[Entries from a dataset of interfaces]
__________
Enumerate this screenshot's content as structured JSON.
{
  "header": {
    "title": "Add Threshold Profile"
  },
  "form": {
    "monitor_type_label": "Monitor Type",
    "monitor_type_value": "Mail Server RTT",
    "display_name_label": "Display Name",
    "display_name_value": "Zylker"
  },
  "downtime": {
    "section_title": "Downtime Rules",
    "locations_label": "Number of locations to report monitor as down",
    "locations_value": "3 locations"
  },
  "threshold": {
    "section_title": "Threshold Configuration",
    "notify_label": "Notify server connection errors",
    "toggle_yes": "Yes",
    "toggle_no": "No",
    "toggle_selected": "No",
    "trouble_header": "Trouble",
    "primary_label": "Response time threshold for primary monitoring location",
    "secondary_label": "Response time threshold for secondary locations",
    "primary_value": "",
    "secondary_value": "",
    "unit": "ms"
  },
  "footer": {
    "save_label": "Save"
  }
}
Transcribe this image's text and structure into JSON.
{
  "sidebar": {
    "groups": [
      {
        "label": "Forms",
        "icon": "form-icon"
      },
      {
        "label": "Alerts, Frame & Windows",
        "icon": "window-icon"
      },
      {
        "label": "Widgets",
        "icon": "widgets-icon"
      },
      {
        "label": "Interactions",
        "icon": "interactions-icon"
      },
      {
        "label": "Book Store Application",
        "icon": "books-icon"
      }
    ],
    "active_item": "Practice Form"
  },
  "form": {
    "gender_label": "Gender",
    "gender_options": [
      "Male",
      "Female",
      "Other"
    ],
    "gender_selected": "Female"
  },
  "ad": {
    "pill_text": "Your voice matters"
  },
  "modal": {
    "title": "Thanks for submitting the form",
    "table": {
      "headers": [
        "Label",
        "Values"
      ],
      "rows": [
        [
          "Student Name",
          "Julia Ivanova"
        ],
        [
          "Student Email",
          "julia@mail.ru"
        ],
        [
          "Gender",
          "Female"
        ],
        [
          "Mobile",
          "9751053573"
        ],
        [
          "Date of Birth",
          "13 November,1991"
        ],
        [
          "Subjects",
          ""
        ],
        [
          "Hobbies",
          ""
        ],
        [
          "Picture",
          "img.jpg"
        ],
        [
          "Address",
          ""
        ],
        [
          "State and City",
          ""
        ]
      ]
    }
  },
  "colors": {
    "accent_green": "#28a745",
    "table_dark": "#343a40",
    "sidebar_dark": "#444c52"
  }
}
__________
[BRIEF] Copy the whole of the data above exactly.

[RESULT]
Enumerate this screenshot's content as structured JSON.
{
  "header": {
    "title": "Add Threshold Profile"
  },
  "form": {
    "monitor_type_label": "Monitor Type",
    "monitor_type_value": "Mail Server RTT",
    "display_name_label": "Display Name",
    "display_name_value": "Zylker"
  },
  "downtime": {
    "section_title": "Downtime Rules",
    "locations_label": "Number of locations to report monitor as down",
    "locations_value": "3 locations"
  },
  "threshold": {
    "section_title": "Threshold Configuration",
    "notify_label": "Notify server connection errors",
    "toggle_yes": "Yes",
    "toggle_no": "No",
    "toggle_selected": "No",
    "trouble_header": "Trouble",
    "primary_label": "Response time threshold for primary monitoring location",
    "secondary_label": "Response time threshold for secondary locations",
    "primary_value": "",
    "secondary_value": "",
    "unit": "ms"
  },
  "footer": {
    "save_label": "Save"
  }
}
Transcribe this image's text and structure into JSON.
{
  "sidebar": {
    "groups": [
      {
        "label": "Forms",
        "icon": "form-icon"
      },
      {
        "label": "Alerts, Frame & Windows",
        "icon": "window-icon"
      },
      {
        "label": "Widgets",
        "icon": "widgets-icon"
      },
      {
        "label": "Interactions",
        "icon": "interactions-icon"
      },
      {
        "label": "Book Store Application",
        "icon": "books-icon"
      }
    ],
    "active_item": "Practice Form"
  },
  "form": {
    "gender_label": "Gender",
    "gender_options": [
      "Male",
      "Female",
      "Other"
    ],
    "gender_selected": "Female"
  },
  "ad": {
    "pill_text": "Your voice matters"
  },
  "modal": {
    "title": "Thanks for submitting the form",
    "table": {
      "headers": [
        "Label",
        "Values"
      ],
      "rows": [
        [
          "Student Name",
          "Julia Ivanova"
        ],
        [
          "Student Email",
          "julia@mail.ru"
        ],
        [
          "Gender",
          "Female"
        ],
        [
          "Mobile",
          "9751053573"
        ],
        [
          "Date of Birth",
          "13 November,1991"
        ],
        [
          "Subjects",
          ""
        ],
        [
          "Hobbies",
          ""
        ],
        [
          "Picture",
          "img.jpg"
        ],
        [
          "Address",
          ""
        ],
        [
          "State and City",
          ""
        ]
      ]
    }
  },
  "colors": {
    "accent_green": "#28a745",
    "table_dark": "#343a40",
    "sidebar_dark": "#444c52"
  }
}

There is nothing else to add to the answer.